WHAT NEEDS TO BE DONE:
Reproduce each record exactly, leaving nothing out.

#### DATA SUPPLIED

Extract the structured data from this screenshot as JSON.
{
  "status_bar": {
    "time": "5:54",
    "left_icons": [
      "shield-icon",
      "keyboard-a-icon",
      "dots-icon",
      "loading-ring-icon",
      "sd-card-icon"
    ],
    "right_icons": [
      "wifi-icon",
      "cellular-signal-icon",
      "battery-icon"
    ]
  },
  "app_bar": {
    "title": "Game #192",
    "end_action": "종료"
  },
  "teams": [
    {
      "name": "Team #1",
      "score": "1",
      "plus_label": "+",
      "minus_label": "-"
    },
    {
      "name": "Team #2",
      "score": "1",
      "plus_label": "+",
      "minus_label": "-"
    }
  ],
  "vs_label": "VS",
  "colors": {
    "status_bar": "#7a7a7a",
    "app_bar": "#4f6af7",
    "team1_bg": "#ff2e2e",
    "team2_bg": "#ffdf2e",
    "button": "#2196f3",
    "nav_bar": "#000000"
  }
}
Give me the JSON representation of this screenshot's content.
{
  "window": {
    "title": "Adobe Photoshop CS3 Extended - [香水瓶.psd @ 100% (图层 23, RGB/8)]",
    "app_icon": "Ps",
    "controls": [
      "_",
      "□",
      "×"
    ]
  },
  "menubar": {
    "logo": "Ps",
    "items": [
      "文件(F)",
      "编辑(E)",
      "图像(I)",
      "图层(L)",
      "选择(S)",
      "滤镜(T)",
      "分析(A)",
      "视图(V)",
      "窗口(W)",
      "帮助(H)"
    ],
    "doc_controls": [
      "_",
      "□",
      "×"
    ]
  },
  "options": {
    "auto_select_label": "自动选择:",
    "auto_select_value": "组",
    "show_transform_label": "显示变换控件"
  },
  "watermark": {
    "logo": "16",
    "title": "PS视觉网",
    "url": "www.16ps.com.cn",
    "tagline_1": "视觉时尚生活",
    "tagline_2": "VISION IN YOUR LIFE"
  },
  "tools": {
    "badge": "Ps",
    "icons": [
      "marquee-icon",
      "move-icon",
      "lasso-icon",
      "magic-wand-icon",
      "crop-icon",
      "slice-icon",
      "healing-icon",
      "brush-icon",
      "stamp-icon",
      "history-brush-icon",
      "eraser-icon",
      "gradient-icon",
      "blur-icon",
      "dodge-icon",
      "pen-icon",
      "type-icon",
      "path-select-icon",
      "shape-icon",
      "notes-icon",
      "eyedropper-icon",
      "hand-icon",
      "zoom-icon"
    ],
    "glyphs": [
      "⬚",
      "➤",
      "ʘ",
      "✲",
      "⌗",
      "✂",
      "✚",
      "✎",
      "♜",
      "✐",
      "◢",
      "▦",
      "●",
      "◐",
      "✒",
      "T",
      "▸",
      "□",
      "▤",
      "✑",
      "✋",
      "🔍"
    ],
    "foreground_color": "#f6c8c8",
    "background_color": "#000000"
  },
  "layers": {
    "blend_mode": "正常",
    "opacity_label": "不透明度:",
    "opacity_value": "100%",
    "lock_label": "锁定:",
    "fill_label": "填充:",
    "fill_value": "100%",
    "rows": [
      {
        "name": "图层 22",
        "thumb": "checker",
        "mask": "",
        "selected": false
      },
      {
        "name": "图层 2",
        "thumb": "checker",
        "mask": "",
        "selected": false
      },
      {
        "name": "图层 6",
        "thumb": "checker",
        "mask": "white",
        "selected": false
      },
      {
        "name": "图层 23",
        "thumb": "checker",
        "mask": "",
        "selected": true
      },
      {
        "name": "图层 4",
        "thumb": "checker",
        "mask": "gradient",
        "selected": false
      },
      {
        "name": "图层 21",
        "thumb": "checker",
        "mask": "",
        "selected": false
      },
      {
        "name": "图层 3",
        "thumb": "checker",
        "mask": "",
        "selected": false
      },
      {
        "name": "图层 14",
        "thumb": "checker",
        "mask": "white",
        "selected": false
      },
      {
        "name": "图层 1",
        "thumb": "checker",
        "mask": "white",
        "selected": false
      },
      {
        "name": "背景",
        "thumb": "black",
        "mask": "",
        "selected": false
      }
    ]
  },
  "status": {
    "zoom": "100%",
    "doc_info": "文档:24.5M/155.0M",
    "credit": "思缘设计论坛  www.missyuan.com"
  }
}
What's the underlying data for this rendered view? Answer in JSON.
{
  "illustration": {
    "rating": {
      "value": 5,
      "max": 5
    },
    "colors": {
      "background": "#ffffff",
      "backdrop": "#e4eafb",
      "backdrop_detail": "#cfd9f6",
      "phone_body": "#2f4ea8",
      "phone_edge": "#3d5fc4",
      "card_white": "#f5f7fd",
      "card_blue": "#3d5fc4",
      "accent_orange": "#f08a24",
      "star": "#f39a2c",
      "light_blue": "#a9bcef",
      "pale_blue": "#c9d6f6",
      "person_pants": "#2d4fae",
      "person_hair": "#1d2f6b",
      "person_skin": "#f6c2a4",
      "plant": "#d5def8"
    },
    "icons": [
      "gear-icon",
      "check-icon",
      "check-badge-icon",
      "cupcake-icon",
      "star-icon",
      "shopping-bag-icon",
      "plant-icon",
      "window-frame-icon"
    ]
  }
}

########

RESULT OF THIS EXERCISE:
Extract the structured data from this screenshot as JSON.
{
  "status_bar": {
    "time": "5:54",
    "left_icons": [
      "shield-icon",
      "keyboard-a-icon",
      "dots-icon",
      "loading-ring-icon",
      "sd-card-icon"
    ],
    "right_icons": [
      "wifi-icon",
      "cellular-signal-icon",
      "battery-icon"
    ]
  },
  "app_bar": {
    "title": "Game #192",
    "end_action": "종료"
  },
  "teams": [
    {
      "name": "Team #1",
      "score": "1",
      "plus_label": "+",
      "minus_label": "-"
    },
    {
      "name": "Team #2",
      "score": "1",
      "plus_label": "+",
      "minus_label": "-"
    }
  ],
  "vs_label": "VS",
  "colors": {
    "status_bar": "#7a7a7a",
    "app_bar": "#4f6af7",
    "team1_bg": "#ff2e2e",
    "team2_bg": "#ffdf2e",
    "button": "#2196f3",
    "nav_bar": "#000000"
  }
}
Give me the JSON representation of this screenshot's content.
{
  "window": {
    "title": "Adobe Photoshop CS3 Extended - [香水瓶.psd @ 100% (图层 23, RGB/8)]",
    "app_icon": "Ps",
    "controls": [
      "_",
      "□",
      "×"
    ]
  },
  "menubar": {
    "logo": "Ps",
    "items": [
      "文件(F)",
      "编辑(E)",
      "图像(I)",
      "图层(L)",
      "选择(S)",
      "滤镜(T)",
      "分析(A)",
      "视图(V)",
      "窗口(W)",
      "帮助(H)"
    ],
    "doc_controls": [
      "_",
      "□",
      "×"
    ]
  },
  "options": {
    "auto_select_label": "自动选择:",
    "auto_select_value": "组",
    "show_transform_label": "显示变换控件"
  },
  "watermark": {
    "logo": "16",
    "title": "PS视觉网",
    "url": "www.16ps.com.cn",
    "tagline_1": "视觉时尚生活",
    "tagline_2": "VISION IN YOUR LIFE"
  },
  "tools": {
    "badge": "Ps",
    "icons": [
      "marquee-icon",
      "move-icon",
      "lasso-icon",
      "magic-wand-icon",
      "crop-icon",
      "slice-icon",
      "healing-icon",
      "brush-icon",
      "stamp-icon",
      "history-brush-icon",
      "eraser-icon",
      "gradient-icon",
      "blur-icon",
      "dodge-icon",
      "pen-icon",
      "type-icon",
      "path-select-icon",
      "shape-icon",
      "notes-icon",
      "eyedropper-icon",
      "hand-icon",
      "zoom-icon"
    ],
    "glyphs": [
      "⬚",
      "➤",
      "ʘ",
      "✲",
      "⌗",
      "✂",
      "✚",
      "✎",
      "♜",
      "✐",
      "◢",
      "▦",
      "●",
      "◐",
      "✒",
      "T",
      "▸",
      "□",
      "▤",
      "✑",
      "✋",
      "🔍"
    ],
    "foreground_color": "#f6c8c8",
    "background_color": "#000000"
  },
  "layers": {
    "blend_mode": "正常",
    "opacity_label": "不透明度:",
    "opacity_value": "100%",
    "lock_label": "锁定:",
    "fill_label": "填充:",
    "fill_value": "100%",
    "rows": [
      {
        "name": "图层 22",
        "thumb": "checker",
        "mask": "",
        "selected": false
      },
      {
        "name": "图层 2",
        "thumb": "checker",
        "mask": "",
        "selected": false
      },
      {
        "name": "图层 6",
        "thumb": "checker",
        "mask": "white",
        "selected": false
      },
      {
        "name": "图层 23",
        "thumb": "checker",
        "mask": "",
        "selected": true
      },
      {
        "name": "图层 4",
        "thumb": "checker",
        "mask": "gradient",
        "selected": false
      },
      {
        "name": "图层 21",
        "thumb": "checker",
        "mask": "",
        "selected": false
      },
      {
        "name": "图层 3",
        "thumb": "checker",
        "mask": "",
        "selected": false
      },
      {
        "name": "图层 14",
        "thumb": "checker",
        "mask": "white",
        "selected": false
      },
      {
        "name": "图层 1",
        "thumb": "checker",
        "mask": "white",
        "selected": false
      },
      {
        "name": "背景",
        "thumb": "black",
        "mask": "",
        "selected": false
      }
    ]
  },
  "status": {
    "zoom": "100%",
    "doc_info": "文档:24.5M/155.0M",
    "credit": "思缘设计论坛  www.missyuan.com"
  }
}
What's the underlying data for this rendered view? Answer in JSON.
{
  "illustration": {
    "rating": {
      "value": 5,
      "max": 5
    },
    "colors": {
      "background": "#ffffff",
      "backdrop": "#e4eafb",
      "backdrop_detail": "#cfd9f6",
      "phone_body": "#2f4ea8",
      "phone_edge": "#3d5fc4",
      "card_white": "#f5f7fd",
      "card_blue": "#3d5fc4",
      "accent_orange": "#f08a24",
      "star": "#f39a2c",
      "light_blue": "#a9bcef",
      "pale_blue": "#c9d6f6",
      "person_pants": "#2d4fae",
      "person_hair": "#1d2f6b",
      "person_skin": "#f6c2a4",
      "plant": "#d5def8"
    },
    "icons": [
      "gear-icon",
      "check-icon",
      "check-badge-icon",
      "cupcake-icon",
      "star-icon",
      "shopping-bag-icon",
      "plant-icon",
      "window-frame-icon"
    ]
  }
}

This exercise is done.